“Developing methods for improving creativity is of broad interest. Classic psychedelics may enhance creativity; however, the underlying mechanisms of action are unknown. This study was designed to assess whether a relationship exists between naturalistic classic psychedelic use and heightened creative problem-solving ability and if so, whether this is mediated by lifetime mystical experience. Participants (N = 68) completed a survey battery assessing lifetime mystical experience and circumstances surrounding the most memorable experience. They were then administered a functional fixedness task in which faster completion times indicate greater creative problem-solving ability. Participants reporting classic psychedelic use concurrent with mystical experience (n = 11) exhibited significantly faster times on the functional fixedness task (Cohen’s d = –.87; large effect) and significantly greater lifetime mystical experience (Cohen’s d = .93; large effect) than participants not reporting classic psychedelic use concurrent with mystical experience. However, lifetime mystical experience was unrelated to completion times on the functional fixedness task (standardized β = –.06), and was therefore not a significant mediator. Classic psychedelic use may increase creativity independent of its effects on mystical experience. Maximizing the likelihood of mystical experience may need not be a goal of psychedelic interventions designed to boost creativity.“
Authors: Noah W. Sweat, Larry W. Bates & Peter S. Hendricks
It’s interesting to see how the Duncker’s candle problem relates to other measures of creativity. At a glance it seems to be an aspect of divergent creativity (thinking outside the box).
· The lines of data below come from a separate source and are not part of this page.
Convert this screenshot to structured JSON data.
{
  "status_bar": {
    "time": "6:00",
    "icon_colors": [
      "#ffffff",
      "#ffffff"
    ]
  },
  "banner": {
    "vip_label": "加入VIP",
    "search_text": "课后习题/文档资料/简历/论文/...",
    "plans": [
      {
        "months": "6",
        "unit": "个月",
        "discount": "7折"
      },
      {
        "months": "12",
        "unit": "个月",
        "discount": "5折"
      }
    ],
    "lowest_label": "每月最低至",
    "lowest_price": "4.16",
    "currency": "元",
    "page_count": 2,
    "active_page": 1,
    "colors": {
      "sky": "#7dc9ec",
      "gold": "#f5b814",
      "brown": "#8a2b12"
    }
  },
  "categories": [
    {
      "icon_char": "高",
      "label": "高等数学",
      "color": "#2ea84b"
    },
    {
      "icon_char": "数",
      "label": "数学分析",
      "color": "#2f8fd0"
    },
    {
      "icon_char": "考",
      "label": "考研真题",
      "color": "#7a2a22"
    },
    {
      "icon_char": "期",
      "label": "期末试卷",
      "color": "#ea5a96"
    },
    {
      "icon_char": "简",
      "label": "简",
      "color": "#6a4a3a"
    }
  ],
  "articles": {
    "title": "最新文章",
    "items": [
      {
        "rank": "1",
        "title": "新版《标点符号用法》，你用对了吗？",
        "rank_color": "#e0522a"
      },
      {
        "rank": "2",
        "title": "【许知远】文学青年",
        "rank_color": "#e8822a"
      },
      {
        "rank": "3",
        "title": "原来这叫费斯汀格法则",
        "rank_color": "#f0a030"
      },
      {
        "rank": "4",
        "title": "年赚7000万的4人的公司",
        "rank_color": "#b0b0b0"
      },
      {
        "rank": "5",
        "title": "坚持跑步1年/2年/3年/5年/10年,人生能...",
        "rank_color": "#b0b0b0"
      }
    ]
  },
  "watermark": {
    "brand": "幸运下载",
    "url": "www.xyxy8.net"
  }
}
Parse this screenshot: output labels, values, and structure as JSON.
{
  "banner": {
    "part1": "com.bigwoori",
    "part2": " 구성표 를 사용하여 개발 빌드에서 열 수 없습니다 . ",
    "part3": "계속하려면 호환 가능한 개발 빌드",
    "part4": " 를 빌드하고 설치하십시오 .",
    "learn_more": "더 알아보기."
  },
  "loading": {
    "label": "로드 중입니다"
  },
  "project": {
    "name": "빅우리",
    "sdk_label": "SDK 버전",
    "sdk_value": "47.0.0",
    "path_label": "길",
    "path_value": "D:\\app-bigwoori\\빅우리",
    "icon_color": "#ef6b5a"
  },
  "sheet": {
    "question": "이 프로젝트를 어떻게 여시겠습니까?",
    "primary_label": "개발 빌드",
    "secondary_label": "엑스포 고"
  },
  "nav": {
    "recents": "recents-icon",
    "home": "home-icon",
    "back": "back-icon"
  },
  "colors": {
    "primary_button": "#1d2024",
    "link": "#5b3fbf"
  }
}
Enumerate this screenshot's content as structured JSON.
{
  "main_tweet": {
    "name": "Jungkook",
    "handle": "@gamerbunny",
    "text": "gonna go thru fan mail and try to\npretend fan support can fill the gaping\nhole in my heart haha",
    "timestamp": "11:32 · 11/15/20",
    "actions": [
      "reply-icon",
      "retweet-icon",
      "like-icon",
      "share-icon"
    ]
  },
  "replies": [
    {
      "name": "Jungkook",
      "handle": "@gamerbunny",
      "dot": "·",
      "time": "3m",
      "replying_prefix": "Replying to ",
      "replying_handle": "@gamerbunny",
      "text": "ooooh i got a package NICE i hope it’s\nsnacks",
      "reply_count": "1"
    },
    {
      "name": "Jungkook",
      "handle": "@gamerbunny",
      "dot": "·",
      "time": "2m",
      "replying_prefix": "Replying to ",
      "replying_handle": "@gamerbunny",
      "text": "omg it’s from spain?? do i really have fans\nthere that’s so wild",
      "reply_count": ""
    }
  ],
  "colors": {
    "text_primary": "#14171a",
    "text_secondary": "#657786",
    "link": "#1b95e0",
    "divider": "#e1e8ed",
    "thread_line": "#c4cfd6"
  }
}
Lifetime mystical experience (how many experiences one had in total) didn’t correlate with the completion time. It’s counter to what was expected, but with a small sample (n=11) of people who even had mystical experiences (so 16% of the sample), it might not be unexpected.